▶ _Exercise details_:
Whenever the string "exist" turns up in a line below, that line should be copied.

▶ _Records provided_:
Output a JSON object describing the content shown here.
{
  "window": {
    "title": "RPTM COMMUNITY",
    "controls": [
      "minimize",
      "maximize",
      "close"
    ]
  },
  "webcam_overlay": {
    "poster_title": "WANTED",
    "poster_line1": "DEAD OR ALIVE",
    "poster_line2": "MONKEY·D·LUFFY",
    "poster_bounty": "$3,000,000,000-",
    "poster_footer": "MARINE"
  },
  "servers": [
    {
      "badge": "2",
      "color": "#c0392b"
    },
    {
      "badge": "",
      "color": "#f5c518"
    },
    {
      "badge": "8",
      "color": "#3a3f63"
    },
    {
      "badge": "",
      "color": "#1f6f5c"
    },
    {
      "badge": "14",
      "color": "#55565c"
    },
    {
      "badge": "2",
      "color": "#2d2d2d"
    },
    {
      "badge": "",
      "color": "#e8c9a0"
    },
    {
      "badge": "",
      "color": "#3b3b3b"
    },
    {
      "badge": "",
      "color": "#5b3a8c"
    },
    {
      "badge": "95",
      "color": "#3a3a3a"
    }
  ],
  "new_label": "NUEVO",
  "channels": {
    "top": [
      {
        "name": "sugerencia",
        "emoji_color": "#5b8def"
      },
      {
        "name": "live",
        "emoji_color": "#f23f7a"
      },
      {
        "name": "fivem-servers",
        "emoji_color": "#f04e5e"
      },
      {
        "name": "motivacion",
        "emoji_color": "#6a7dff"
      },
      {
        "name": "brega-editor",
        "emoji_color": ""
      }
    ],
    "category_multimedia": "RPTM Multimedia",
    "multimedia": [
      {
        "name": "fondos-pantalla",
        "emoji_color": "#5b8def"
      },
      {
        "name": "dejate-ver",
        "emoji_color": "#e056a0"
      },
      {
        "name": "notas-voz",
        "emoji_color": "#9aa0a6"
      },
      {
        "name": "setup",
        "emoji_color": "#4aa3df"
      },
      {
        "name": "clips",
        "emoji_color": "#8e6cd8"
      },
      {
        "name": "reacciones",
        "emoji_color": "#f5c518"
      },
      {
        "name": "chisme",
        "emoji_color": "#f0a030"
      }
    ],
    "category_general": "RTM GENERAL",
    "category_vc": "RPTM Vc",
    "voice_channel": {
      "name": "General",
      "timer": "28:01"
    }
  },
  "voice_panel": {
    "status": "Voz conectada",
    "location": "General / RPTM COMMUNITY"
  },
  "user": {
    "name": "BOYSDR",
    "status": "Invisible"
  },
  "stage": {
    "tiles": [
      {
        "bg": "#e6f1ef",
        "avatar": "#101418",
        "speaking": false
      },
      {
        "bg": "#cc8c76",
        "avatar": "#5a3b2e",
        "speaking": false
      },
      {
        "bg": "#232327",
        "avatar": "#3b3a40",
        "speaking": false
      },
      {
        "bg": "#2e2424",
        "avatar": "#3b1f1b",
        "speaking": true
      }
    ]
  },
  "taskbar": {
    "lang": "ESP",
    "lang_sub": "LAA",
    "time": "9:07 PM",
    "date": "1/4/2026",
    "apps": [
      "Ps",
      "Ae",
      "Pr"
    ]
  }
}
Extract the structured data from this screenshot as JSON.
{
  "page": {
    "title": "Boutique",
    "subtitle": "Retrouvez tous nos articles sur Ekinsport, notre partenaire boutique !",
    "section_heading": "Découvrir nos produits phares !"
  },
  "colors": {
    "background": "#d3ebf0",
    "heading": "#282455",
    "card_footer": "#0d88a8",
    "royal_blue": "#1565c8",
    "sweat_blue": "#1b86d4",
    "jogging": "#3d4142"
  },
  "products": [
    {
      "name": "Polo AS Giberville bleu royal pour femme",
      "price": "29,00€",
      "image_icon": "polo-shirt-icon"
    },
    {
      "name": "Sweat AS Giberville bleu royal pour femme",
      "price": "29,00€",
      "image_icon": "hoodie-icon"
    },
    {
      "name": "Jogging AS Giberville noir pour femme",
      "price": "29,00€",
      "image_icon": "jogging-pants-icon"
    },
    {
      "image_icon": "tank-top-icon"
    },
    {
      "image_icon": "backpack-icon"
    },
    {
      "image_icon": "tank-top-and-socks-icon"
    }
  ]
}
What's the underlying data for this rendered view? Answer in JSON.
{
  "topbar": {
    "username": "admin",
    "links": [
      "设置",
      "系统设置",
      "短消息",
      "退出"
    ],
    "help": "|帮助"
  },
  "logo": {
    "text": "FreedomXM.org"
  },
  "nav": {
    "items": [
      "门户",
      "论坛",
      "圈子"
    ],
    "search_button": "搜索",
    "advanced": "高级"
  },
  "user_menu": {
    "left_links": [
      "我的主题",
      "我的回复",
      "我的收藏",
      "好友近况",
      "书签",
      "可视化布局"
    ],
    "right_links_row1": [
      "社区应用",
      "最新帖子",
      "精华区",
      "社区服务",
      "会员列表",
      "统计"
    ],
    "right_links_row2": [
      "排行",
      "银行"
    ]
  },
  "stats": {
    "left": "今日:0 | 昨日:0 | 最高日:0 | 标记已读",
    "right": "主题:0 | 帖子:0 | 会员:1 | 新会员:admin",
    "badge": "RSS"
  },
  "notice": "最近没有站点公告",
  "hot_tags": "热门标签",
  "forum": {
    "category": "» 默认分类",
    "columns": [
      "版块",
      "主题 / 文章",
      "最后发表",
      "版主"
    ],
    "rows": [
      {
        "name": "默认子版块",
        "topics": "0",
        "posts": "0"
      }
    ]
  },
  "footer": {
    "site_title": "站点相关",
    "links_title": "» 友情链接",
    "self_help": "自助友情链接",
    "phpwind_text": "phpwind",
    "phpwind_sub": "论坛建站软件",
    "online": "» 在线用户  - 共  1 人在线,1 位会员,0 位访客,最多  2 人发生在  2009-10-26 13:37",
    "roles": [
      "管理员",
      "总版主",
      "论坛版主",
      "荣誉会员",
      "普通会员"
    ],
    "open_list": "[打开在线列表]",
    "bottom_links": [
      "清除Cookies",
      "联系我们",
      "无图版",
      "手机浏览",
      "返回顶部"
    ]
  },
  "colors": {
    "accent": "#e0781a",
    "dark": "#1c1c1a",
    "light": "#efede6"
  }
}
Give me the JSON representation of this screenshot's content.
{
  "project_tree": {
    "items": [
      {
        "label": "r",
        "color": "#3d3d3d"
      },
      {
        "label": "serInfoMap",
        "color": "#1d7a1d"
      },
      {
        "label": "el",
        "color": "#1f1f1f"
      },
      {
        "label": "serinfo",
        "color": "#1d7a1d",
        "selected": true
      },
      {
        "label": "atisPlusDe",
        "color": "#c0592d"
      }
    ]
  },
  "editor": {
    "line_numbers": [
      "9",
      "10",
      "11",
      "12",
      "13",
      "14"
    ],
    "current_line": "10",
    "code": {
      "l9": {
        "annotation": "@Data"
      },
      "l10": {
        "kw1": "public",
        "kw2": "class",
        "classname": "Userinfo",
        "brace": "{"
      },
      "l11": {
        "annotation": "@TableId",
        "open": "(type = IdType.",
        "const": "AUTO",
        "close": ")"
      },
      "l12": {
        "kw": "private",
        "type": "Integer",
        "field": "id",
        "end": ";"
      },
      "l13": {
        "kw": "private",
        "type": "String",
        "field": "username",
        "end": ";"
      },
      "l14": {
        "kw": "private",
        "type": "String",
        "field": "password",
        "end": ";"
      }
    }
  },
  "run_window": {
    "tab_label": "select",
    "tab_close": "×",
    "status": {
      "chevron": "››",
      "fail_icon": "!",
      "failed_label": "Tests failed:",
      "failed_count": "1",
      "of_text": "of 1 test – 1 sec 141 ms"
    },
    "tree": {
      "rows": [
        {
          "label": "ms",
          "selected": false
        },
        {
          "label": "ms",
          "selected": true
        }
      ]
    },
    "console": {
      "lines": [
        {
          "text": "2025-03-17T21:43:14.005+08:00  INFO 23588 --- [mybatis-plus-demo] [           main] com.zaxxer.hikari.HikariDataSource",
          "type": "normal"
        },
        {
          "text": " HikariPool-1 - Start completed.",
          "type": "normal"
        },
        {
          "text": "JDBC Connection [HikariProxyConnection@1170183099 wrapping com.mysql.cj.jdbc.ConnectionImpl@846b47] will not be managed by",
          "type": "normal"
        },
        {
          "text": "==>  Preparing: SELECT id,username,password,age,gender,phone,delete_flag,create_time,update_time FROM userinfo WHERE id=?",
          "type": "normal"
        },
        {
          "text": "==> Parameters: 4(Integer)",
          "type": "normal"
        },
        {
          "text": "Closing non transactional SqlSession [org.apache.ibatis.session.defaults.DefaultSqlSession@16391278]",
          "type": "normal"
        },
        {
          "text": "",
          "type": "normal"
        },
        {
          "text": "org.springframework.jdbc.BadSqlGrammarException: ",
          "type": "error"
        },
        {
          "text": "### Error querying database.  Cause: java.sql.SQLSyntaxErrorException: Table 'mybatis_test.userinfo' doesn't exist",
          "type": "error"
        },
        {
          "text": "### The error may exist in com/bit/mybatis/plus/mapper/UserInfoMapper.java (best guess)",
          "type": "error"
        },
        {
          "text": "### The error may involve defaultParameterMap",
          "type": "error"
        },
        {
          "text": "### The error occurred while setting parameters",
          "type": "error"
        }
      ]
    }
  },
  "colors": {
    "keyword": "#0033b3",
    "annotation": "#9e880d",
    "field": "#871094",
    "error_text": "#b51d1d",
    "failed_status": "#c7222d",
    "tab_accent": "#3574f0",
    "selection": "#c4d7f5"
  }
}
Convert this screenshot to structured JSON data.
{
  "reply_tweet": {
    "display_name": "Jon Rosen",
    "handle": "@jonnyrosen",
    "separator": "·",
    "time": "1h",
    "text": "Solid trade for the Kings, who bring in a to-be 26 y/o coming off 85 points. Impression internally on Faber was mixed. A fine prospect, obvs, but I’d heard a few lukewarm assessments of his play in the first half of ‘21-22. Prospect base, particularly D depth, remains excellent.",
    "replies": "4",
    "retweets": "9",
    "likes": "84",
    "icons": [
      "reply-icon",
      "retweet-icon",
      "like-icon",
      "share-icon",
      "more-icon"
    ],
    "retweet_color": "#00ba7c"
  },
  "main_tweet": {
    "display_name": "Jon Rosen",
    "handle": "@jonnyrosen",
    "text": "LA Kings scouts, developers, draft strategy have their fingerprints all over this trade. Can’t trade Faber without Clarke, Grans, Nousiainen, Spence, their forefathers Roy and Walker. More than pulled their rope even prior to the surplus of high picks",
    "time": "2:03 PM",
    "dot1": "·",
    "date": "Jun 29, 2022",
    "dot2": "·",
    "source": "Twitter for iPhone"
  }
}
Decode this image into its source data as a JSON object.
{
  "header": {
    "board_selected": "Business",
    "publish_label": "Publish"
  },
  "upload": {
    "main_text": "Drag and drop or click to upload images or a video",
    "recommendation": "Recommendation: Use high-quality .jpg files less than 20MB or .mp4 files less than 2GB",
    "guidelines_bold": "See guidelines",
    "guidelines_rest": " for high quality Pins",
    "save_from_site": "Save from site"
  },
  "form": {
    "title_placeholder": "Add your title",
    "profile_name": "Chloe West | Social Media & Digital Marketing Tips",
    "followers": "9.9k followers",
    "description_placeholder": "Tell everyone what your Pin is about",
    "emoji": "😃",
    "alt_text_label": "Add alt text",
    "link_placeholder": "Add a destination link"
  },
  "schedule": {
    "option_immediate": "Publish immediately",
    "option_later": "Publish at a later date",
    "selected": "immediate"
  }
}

▶ _Exercise solution_:
          "text": "### Error querying database.  Cause: java.sql.SQLSyntaxErrorException: Table 'mybatis_test.userinfo' doesn't exist",
          "text": "### The error may exist in com/bit/mybatis/plus/mapper/UserInfoMapper.java (best guess)",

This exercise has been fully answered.